**Exercise description**
In this exercise, every entry is to be copied exactly.

BEGIN Data supplied

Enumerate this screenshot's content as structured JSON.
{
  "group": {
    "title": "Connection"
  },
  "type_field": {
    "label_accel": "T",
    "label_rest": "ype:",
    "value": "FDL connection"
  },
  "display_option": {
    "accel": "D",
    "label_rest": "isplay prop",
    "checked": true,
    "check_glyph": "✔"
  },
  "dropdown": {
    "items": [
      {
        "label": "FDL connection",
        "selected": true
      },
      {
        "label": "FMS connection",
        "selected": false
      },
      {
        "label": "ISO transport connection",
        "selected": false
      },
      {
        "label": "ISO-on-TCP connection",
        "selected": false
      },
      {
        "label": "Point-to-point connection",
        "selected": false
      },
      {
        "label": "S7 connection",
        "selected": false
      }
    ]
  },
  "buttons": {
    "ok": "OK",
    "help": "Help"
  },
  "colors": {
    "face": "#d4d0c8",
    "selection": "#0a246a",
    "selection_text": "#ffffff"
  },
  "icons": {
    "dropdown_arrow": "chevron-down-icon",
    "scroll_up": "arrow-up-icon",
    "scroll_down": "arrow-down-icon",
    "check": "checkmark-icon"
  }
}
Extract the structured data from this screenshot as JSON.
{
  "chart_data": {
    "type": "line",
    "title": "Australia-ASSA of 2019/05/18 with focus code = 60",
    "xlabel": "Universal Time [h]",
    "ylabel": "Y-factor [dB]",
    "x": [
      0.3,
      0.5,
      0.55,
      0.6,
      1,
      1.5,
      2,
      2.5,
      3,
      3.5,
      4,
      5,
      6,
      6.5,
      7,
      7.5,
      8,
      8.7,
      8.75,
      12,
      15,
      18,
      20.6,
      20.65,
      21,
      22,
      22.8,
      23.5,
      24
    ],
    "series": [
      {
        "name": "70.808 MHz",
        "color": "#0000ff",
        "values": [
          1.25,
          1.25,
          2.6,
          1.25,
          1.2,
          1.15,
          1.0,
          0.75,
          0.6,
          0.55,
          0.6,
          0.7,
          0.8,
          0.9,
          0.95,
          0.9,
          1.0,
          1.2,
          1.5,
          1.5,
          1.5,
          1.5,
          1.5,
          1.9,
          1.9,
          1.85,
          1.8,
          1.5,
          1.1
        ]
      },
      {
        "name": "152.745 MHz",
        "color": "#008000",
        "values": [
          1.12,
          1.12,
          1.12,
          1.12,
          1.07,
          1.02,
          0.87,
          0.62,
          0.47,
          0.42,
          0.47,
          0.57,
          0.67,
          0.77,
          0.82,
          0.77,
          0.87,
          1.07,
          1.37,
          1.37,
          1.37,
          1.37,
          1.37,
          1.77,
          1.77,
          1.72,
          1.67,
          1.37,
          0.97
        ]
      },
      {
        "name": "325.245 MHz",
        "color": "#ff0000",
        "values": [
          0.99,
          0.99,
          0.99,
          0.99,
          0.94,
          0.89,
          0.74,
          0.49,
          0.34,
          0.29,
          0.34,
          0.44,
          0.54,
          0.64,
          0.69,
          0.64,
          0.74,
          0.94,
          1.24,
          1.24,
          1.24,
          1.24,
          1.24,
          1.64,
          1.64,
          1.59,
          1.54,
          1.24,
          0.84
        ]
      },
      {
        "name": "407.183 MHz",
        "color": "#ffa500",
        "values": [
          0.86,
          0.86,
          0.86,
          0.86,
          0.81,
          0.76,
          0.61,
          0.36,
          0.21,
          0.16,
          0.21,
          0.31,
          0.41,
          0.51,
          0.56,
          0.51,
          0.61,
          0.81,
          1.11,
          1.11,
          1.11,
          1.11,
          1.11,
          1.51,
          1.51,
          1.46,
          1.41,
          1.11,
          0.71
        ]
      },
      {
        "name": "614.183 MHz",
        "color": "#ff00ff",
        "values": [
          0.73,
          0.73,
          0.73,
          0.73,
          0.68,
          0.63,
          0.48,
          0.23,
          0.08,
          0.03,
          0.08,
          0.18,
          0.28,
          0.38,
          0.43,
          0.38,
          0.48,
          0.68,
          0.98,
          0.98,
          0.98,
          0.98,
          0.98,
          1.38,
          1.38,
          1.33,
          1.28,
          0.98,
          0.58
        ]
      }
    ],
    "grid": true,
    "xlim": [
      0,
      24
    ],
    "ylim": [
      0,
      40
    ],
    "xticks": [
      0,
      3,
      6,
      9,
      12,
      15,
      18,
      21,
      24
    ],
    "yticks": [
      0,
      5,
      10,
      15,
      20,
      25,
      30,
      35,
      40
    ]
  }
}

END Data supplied

**Answer for the task**
Enumerate this screenshot's content as structured JSON.
{
  "group": {
    "title": "Connection"
  },
  "type_field": {
    "label_accel": "T",
    "label_rest": "ype:",
    "value": "FDL connection"
  },
  "display_option": {
    "accel": "D",
    "label_rest": "isplay prop",
    "checked": true,
    "check_glyph": "✔"
  },
  "dropdown": {
    "items": [
      {
        "label": "FDL connection",
        "selected": true
      },
      {
        "label": "FMS connection",
        "selected": false
      },
      {
        "label": "ISO transport connection",
        "selected": false
      },
      {
        "label": "ISO-on-TCP connection",
        "selected": false
      },
      {
        "label": "Point-to-point connection",
        "selected": false
      },
      {
        "label": "S7 connection",
        "selected": false
      }
    ]
  },
  "buttons": {
    "ok": "OK",
    "help": "Help"
  },
  "colors": {
    "face": "#d4d0c8",
    "selection": "#0a246a",
    "selection_text": "#ffffff"
  },
  "icons": {
    "dropdown_arrow": "chevron-down-icon",
    "scroll_up": "arrow-up-icon",
    "scroll_down": "arrow-down-icon",
    "check": "checkmark-icon"
  }
}
Extract the structured data from this screenshot as JSON.
{
  "chart_data": {
    "type": "line",
    "title": "Australia-ASSA of 2019/05/18 with focus code = 60",
    "xlabel": "Universal Time [h]",
    "ylabel": "Y-factor [dB]",
    "x": [
      0.3,
      0.5,
      0.55,
      0.6,
      1,
      1.5,
      2,
      2.5,
      3,
      3.5,
      4,
      5,
      6,
      6.5,
      7,
      7.5,
      8,
      8.7,
      8.75,
      12,
      15,
      18,
      20.6,
      20.65,
      21,
      22,
      22.8,
      23.5,
      24
    ],
    "series": [
      {
        "name": "70.808 MHz",
        "color": "#0000ff",
        "values": [
          1.25,
          1.25,
          2.6,
          1.25,
          1.2,
          1.15,
          1.0,
          0.75,
          0.6,
          0.55,
          0.6,
          0.7,
          0.8,
          0.9,
          0.95,
          0.9,
          1.0,
          1.2,
          1.5,
          1.5,
          1.5,
          1.5,
          1.5,
          1.9,
          1.9,
          1.85,
          1.8,
          1.5,
          1.1
        ]
      },
      {
        "name": "152.745 MHz",
        "color": "#008000",
        "values": [
          1.12,
          1.12,
          1.12,
          1.12,
          1.07,
          1.02,
          0.87,
          0.62,
          0.47,
          0.42,
          0.47,
          0.57,
          0.67,
          0.77,
          0.82,
          0.77,
          0.87,
          1.07,
          1.37,
          1.37,
          1.37,
          1.37,
          1.37,
          1.77,
          1.77,
          1.72,
          1.67,
          1.37,
          0.97
        ]
      },
      {
        "name": "325.245 MHz",
        "color": "#ff0000",
        "values": [
          0.99,
          0.99,
          0.99,
          0.99,
          0.94,
          0.89,
          0.74,
          0.49,
          0.34,
          0.29,
          0.34,
          0.44,
          0.54,
          0.64,
          0.69,
          0.64,
          0.74,
          0.94,
          1.24,
          1.24,
          1.24,
          1.24,
          1.24,
          1.64,
          1.64,
          1.59,
          1.54,
          1.24,
          0.84
        ]
      },
      {
        "name": "407.183 MHz",
        "color": "#ffa500",
        "values": [
          0.86,
          0.86,
          0.86,
          0.86,
          0.81,
          0.76,
          0.61,
          0.36,
          0.21,
          0.16,
          0.21,
          0.31,
          0.41,
          0.51,
          0.56,
          0.51,
          0.61,
          0.81,
          1.11,
          1.11,
          1.11,
          1.11,
          1.11,
          1.51,
          1.51,
          1.46,
          1.41,
          1.11,
          0.71
        ]
      },
      {
        "name": "614.183 MHz",
        "color": "#ff00ff",
        "values": [
          0.73,
          0.73,
          0.73,
          0.73,
          0.68,
          0.63,
          0.48,
          0.23,
          0.08,
          0.03,
          0.08,
          0.18,
          0.28,
          0.38,
          0.43,
          0.38,
          0.48,
          0.68,
          0.98,
          0.98,
          0.98,
          0.98,
          0.98,
          1.38,
          1.38,
          1.33,
          1.28,
          0.98,
          0.58
        ]
      }
    ],
    "grid": true,
    "xlim": [
      0,
      24
    ],
    "ylim": [
      0,
      40
    ],
    "xticks": [
      0,
      3,
      6,
      9,
      12,
      15,
      18,
      21,
      24
    ],
    "yticks": [
      0,
      5,
      10,
      15,
      20,
      25,
      30,
      35,
      40
    ]
  }
}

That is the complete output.